Rock’s Last Great Hope

by Staff

It was the stuff of rock-and-roll dreams.

The near sell-out crowd at the San Diego Sports Arena was rifewith unmitigated anticipation, even before the lights turned downWednesday night.

The wait was, after all, for Pearl Jam.

“We’re so glad you made it,” said Eddie Vedder just before theband played the first notes to “Given To Fly.”

“It’s nice to be back.”

In support of the band’s sixth studio album, “Binaural,” PearlJam’s performance attested that bigger is certainly better. A decadeafter “Ten” catapulted Vedder and company to grunge demi-god status,the performance demonstrated that the band has outgrown the Seattlescene in favor of a more mature, less irate sound.

Nevertheless, fans new and old were delighted to welcome the bandback to San Diego.

Pearl Jam entered the stage to thundering applause and a sea ofhands greeting them either with closed fists or “goat’s head” handsigns.

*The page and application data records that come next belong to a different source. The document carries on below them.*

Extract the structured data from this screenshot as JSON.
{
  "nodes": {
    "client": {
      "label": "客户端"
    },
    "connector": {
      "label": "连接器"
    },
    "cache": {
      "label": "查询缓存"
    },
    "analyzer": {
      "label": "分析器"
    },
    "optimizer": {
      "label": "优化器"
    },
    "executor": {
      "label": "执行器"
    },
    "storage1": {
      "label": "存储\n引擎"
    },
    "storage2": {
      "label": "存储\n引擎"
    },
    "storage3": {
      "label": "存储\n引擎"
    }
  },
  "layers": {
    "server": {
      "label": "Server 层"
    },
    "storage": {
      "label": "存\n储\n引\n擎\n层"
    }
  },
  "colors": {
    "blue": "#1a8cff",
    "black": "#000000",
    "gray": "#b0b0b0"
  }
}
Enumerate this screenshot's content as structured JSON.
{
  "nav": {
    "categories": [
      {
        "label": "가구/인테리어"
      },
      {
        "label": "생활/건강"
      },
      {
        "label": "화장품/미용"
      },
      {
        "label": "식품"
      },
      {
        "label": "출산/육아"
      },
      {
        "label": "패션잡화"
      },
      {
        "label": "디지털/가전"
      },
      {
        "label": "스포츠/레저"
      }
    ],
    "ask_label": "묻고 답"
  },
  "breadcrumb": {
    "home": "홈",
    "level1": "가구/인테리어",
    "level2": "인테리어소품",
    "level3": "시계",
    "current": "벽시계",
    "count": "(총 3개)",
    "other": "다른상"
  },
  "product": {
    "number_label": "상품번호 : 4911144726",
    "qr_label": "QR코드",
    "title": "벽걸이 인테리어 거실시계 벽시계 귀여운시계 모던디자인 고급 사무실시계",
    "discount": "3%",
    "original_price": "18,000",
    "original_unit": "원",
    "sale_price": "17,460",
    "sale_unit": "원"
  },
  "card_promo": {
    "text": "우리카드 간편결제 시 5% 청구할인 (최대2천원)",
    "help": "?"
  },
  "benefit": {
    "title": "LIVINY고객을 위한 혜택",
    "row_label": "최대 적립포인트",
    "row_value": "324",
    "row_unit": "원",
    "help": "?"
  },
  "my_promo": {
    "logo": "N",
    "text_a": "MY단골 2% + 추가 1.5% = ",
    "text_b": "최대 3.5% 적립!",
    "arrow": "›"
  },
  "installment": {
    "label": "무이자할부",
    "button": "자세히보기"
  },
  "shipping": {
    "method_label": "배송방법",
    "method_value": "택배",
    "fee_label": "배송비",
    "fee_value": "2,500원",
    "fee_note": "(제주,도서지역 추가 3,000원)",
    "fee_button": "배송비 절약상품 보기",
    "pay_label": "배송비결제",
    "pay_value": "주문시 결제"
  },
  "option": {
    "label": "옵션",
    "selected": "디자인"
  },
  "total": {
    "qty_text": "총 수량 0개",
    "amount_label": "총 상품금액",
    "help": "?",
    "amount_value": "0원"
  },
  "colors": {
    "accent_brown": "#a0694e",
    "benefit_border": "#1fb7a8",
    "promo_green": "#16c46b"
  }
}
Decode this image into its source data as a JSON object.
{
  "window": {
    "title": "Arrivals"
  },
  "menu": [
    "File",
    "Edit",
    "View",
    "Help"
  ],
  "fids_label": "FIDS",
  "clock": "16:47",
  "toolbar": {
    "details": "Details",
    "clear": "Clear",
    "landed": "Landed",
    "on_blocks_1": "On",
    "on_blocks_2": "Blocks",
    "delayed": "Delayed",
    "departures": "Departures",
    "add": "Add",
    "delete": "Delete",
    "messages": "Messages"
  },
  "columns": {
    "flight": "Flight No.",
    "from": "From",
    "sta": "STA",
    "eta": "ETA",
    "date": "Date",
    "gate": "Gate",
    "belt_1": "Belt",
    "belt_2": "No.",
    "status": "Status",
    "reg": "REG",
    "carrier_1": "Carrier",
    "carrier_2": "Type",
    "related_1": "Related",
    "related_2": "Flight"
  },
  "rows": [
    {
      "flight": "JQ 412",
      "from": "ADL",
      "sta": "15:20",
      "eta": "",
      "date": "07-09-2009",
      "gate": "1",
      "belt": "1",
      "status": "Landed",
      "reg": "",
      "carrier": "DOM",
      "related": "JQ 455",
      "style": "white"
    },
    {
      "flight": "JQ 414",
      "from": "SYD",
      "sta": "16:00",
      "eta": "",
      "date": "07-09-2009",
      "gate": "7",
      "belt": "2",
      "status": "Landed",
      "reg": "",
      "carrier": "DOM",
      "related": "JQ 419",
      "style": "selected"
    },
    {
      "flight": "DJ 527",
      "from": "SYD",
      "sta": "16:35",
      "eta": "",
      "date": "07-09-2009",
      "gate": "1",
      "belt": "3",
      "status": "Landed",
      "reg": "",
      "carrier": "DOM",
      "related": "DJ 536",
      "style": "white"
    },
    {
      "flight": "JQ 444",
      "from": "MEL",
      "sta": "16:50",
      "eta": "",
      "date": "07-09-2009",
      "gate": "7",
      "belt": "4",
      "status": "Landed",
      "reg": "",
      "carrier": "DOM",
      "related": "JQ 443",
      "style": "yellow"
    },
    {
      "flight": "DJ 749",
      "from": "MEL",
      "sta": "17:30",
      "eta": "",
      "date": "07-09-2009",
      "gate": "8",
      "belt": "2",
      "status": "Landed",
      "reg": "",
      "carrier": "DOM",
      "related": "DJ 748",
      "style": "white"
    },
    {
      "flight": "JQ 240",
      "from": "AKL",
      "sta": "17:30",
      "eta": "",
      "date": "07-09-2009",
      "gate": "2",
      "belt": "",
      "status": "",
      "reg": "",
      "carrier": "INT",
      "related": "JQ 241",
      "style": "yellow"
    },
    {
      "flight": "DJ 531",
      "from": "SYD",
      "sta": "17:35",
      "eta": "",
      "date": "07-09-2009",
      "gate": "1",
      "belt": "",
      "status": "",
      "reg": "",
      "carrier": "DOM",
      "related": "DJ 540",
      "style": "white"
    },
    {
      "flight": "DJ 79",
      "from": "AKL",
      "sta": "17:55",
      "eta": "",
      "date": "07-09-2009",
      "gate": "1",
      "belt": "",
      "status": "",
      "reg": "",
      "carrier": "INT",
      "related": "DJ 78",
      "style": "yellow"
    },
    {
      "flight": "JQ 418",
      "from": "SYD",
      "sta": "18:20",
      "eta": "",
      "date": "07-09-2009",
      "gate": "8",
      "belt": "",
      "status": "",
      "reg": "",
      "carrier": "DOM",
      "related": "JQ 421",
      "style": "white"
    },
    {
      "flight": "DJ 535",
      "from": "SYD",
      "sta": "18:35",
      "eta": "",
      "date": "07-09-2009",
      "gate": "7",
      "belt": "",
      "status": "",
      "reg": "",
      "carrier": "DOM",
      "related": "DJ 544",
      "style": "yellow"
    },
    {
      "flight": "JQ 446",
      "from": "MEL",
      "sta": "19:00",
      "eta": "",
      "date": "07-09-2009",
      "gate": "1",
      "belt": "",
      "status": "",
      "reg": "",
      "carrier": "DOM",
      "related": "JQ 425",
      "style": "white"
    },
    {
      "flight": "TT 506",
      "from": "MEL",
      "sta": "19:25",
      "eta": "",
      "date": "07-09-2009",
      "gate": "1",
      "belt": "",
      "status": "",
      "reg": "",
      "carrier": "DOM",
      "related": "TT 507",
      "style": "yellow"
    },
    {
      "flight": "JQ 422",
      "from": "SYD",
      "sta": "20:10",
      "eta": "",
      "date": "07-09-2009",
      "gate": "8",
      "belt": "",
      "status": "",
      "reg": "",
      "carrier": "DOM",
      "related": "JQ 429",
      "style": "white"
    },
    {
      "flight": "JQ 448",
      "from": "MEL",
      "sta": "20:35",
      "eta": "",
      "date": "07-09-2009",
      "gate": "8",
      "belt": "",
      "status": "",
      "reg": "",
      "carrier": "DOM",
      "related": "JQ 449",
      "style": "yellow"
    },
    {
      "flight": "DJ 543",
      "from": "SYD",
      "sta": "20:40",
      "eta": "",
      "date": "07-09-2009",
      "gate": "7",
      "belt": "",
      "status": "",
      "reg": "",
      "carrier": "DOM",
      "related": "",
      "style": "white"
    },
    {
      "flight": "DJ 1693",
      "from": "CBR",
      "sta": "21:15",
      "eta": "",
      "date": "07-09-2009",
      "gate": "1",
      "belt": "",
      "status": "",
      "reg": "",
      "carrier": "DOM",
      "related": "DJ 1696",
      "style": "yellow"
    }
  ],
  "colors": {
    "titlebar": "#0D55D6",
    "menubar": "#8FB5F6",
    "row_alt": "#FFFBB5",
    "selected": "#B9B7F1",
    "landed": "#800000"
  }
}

Vedder clenched the microphone as the band launched into acatalogue of songs from its enduring career. Hardly noticeable wasthe frontman’s struggle to get over a rumored case of pneumonia.

Vedder showed only slight weariness on stage and instead delivereda crowd-pleasing performance. His low-pitched gruff complemented muchof the band’s sound, whether acoustic or plugged, and his voicetouched the spirited audience, compelling them to hold their hands upin “V’s” (in accordance to Pearl Jam’s pre-Columbine encomium”Jeremy”) or collectively applauding a large sign behind the band,which read “Ned, will you marry me?”

What’sa rock concert without a public proposal anyway?

Vedder’s vocals transform into a tool that wistfully moves theband’s fans and bridges a connection between performer and audience.It’s an unmatched feat that is extinct in other modern-rockperformers.

Pearl Jam’s effectiveness on stage was also enhanced by the SportsArena’s immensity. While it’s true that a more fitting experience tohear Vedder’s profound lyrics would be within a more intimate concertsetting, the band’s dynamic sound — Vedder’s hush-to-roar vocals,guitarist Stone Gossard’s flawless rhythms and Jeff Ament’sstaggering bass — not to mention its extensive fan base, requires agrander venue.

Setting the frenetic pace for approximately two hours werequintessential Pearl Jam tunes, from the soaring riffs of “Do TheEvolution,” to the commanding “Animal,” to modern rock-radio staples(complete with longer guitar solos) “Evenflow” and “Wishlist.”

The night’s high climax came during the show’s half-hour encore,which included the hands-down crowd favorite “Black.”

Yet the show was in no way a retrospective of the band’srecognized and acclaimed work. Pearl Jam was here to play newmaterial as well.

Released earlier this year, “Binaural” marks the band’s foray intomore atmospheric rock. Songs such as “Breakerfall” and “Thin Air”pick up where the low-key and mystifying album “Yield” left off. Mostof “Binaural’s” material sound even better live, a magic trick wherethe band’s studio mastery metamorphoses to on-stage jam sessions. Andthe crowd wholeheartedly ate every piece of Pearl Jam’s musical pie.

Vedder requested to have the arena lights turned on while the bandclosed off the show with a rendition of “Yellow Ledbetter.” Thatnumber alone moved the crowd beyond any concert expectations,certifying the band remains a phenomenal rock act after all theseyears.